A while ago the internet “terrorist” / hacktvist group Anonymous set out on a mission against the Mexican drug cartel. Quite a big operation seeing as both US DEA and Mexican government have been doing the same thing for many years with no success. Either way just about everyone cheered for and thought that anonymous could take the fight. Not enough to shut the cartel down, but maybe shut the cartel up. Anonymous had some information about the cartel that they didn’t want released but threatened to do so if their kidnapped member wasn’t released. Yesterday he was released, so congrats anonymous!
Read about the attack HERE
Anonymous IberoAmerica, the Latin American collective within the Anonymous hacktivist group, has called off its operation to expose members of the Zetas narcotics cartel after announcing that a kidnapped Anonymous member was released. The released hostage also reportedly delivered a message: that the Zetas would kill ten people for every name of a Zeta associate released by Anonymous.
Anonymous members launched an effort called OpCartel last week after claiming a member had been kidnapped during a “Operation Paperstorm” protest in Veracruz. The group threatened to “dox” members of the cartel, releasing names and addresses of taxi drivers, journalists, and members of law enforcement associated with the group. To collect information to aid in their effort, the group posted a “plug-in” Web application to allow would-be informants to protect their identities while providing names and other information.
Over the past few days, however, there has been growing dissention within the group about going forward with the effort; the Zetas had responded with online efforts of their own, sending death threats through Twitter and other channels, including a claim that they had tracked down the IP address of the user of one Anonymous Twitter account. According to Stratfor Global Intelligence analyst Ben West, the Zetas have their own computer security resources, and could conceivably have made efforts to identify Anonymous members as retribution.
“Since we have seen evidence of cartels employing their own computer scientists to engage in cybercrime,” he said in a video report, “it is logical to conclude that the cartels likely have individuals working to track anti-cartel bloggers and hackers. Those individuals involved thus face the risk of abduction, injury and death—judging by how Los Zetas have dealt with threats in the past.”

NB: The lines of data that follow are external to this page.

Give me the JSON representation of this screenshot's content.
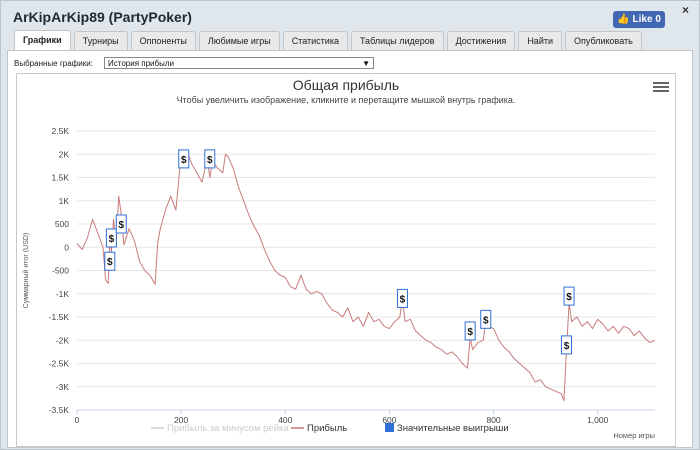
{
  "window": {
    "title": "ArKipArKip89 (PartyPoker)",
    "close_label": "×",
    "like_label": "Like 0"
  },
  "tabs": [
    {
      "label": "Графики",
      "active": true
    },
    {
      "label": "Турниры",
      "active": false
    },
    {
      "label": "Оппоненты",
      "active": false
    },
    {
      "label": "Любимые игры",
      "active": false
    },
    {
      "label": "Статистика",
      "active": false
    },
    {
      "label": "Таблицы лидеров",
      "active": false
    },
    {
      "label": "Достижения",
      "active": false
    },
    {
      "label": "Найти",
      "active": false
    },
    {
      "label": "Опубликовать",
      "active": false
    }
  ],
  "graph_select": {
    "label": "Выбранные графики:",
    "value": "История прибыли"
  },
  "chart_data": {
    "type": "line",
    "title": "Общая прибыль",
    "subtitle": "Чтобы увеличить изображение, кликните и перетащите мышкой внутрь графика.",
    "xlabel": "Номер игры",
    "ylabel": "Суммарный итог (USD)",
    "xlim": [
      0,
      1110
    ],
    "ylim": [
      -3500,
      2500
    ],
    "xticks": [
      "0",
      "200",
      "400",
      "600",
      "800",
      "1,000"
    ],
    "xtick_values": [
      0,
      200,
      400,
      600,
      800,
      1000
    ],
    "yticks": [
      "2.5K",
      "2K",
      "1.5K",
      "1K",
      "500",
      "0",
      "-500",
      "-1K",
      "-1.5K",
      "-2K",
      "-2.5K",
      "-3K",
      "-3.5K"
    ],
    "ytick_values": [
      2500,
      2000,
      1500,
      1000,
      500,
      0,
      -500,
      -1000,
      -1500,
      -2000,
      -2500,
      -3000,
      -3500
    ],
    "grid": true,
    "series": [
      {
        "name": "Прибыль",
        "color": "#c97b7b",
        "x": [
          0,
          10,
          20,
          30,
          40,
          50,
          55,
          60,
          63,
          66,
          70,
          75,
          80,
          85,
          90,
          100,
          110,
          120,
          130,
          140,
          150,
          155,
          160,
          170,
          180,
          190,
          200,
          205,
          210,
          215,
          220,
          230,
          240,
          250,
          255,
          260,
          270,
          280,
          285,
          290,
          300,
          310,
          320,
          330,
          340,
          350,
          360,
          370,
          380,
          390,
          400,
          410,
          420,
          430,
          440,
          450,
          460,
          470,
          480,
          490,
          500,
          510,
          520,
          530,
          540,
          550,
          560,
          570,
          580,
          590,
          600,
          610,
          620,
          625,
          630,
          640,
          650,
          660,
          670,
          680,
          690,
          700,
          710,
          720,
          730,
          740,
          750,
          755,
          760,
          770,
          780,
          785,
          790,
          800,
          810,
          820,
          830,
          840,
          850,
          860,
          870,
          880,
          890,
          900,
          910,
          920,
          930,
          935,
          940,
          945,
          950,
          960,
          970,
          980,
          990,
          1000,
          1010,
          1020,
          1030,
          1040,
          1050,
          1060,
          1070,
          1080,
          1090,
          1100,
          1110
        ],
        "y": [
          80,
          -50,
          200,
          600,
          300,
          0,
          -700,
          -780,
          200,
          -100,
          600,
          100,
          1100,
          700,
          50,
          400,
          150,
          -300,
          -500,
          -600,
          -800,
          100,
          400,
          800,
          1100,
          800,
          2000,
          1850,
          1900,
          1950,
          1800,
          1600,
          1400,
          1900,
          1500,
          1850,
          1700,
          1600,
          2000,
          1950,
          1700,
          1300,
          1000,
          700,
          450,
          250,
          -50,
          -300,
          -500,
          -600,
          -650,
          -850,
          -900,
          -600,
          -900,
          -1000,
          -950,
          -1000,
          -1200,
          -1350,
          -1400,
          -1500,
          -1300,
          -1600,
          -1500,
          -1700,
          -1400,
          -1600,
          -1550,
          -1700,
          -1750,
          -1600,
          -1500,
          -1100,
          -1600,
          -1550,
          -1800,
          -1900,
          -2000,
          -2050,
          -2150,
          -2200,
          -2300,
          -2250,
          -2350,
          -2500,
          -2600,
          -1950,
          -2200,
          -2050,
          -2000,
          -1600,
          -1700,
          -1750,
          -2000,
          -2150,
          -2250,
          -2400,
          -2500,
          -2600,
          -2700,
          -2900,
          -2850,
          -3000,
          -3050,
          -3100,
          -3150,
          -3300,
          -2200,
          -1200,
          -1600,
          -1500,
          -1700,
          -1600,
          -1750,
          -1550,
          -1650,
          -1800,
          -1700,
          -1850,
          -1700,
          -1750,
          -1900,
          -1800,
          -1950,
          -2050,
          -2000
        ]
      }
    ],
    "markers": {
      "name": "Значительные выигрыши",
      "symbol": "$",
      "points": [
        {
          "x": 63,
          "y": -300
        },
        {
          "x": 66,
          "y": 200
        },
        {
          "x": 85,
          "y": 500
        },
        {
          "x": 205,
          "y": 1900
        },
        {
          "x": 255,
          "y": 1900
        },
        {
          "x": 625,
          "y": -1100
        },
        {
          "x": 755,
          "y": -1800
        },
        {
          "x": 785,
          "y": -1550
        },
        {
          "x": 940,
          "y": -2100
        },
        {
          "x": 945,
          "y": -1050
        }
      ]
    },
    "legend": {
      "position": "bottom",
      "items": [
        {
          "label": "Прибыль за минусом рейка",
          "color": "#cfcfcf",
          "kind": "line",
          "hidden": true
        },
        {
          "label": "Прибыль",
          "color": "#c97b7b",
          "kind": "line",
          "hidden": false
        },
        {
          "label": "Значительные выигрыши",
          "color": "#2f6fd6",
          "kind": "box",
          "hidden": false
        }
      ]
    }
  }
}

After briefly cancelling the effort on November 2, the Anonymous group apparently voted to move forward with the plan according to a video post by Barrett Brown, who has acted as the public face of Anonymous in the past. But just a day later, the operation was called off again, apparently because Anonymous had met its original goal.
“On this day, our anonymous friend retained by the Zetas cartel has been released,” the group said in a statement on its website. “We can say that while bruised, he is alive and well. He has sent us a message that if Anonymous reveals a name related to the cartel, the family of the kidnapped anonymous will suffer, and for each cartel member revealed, ten people will be put to death. The Anonymous collective has decided by consensus not to disclose the information that we have for now, as we understand that we can not ignore threats involving innocent civilians that have nothing to do with our actions.”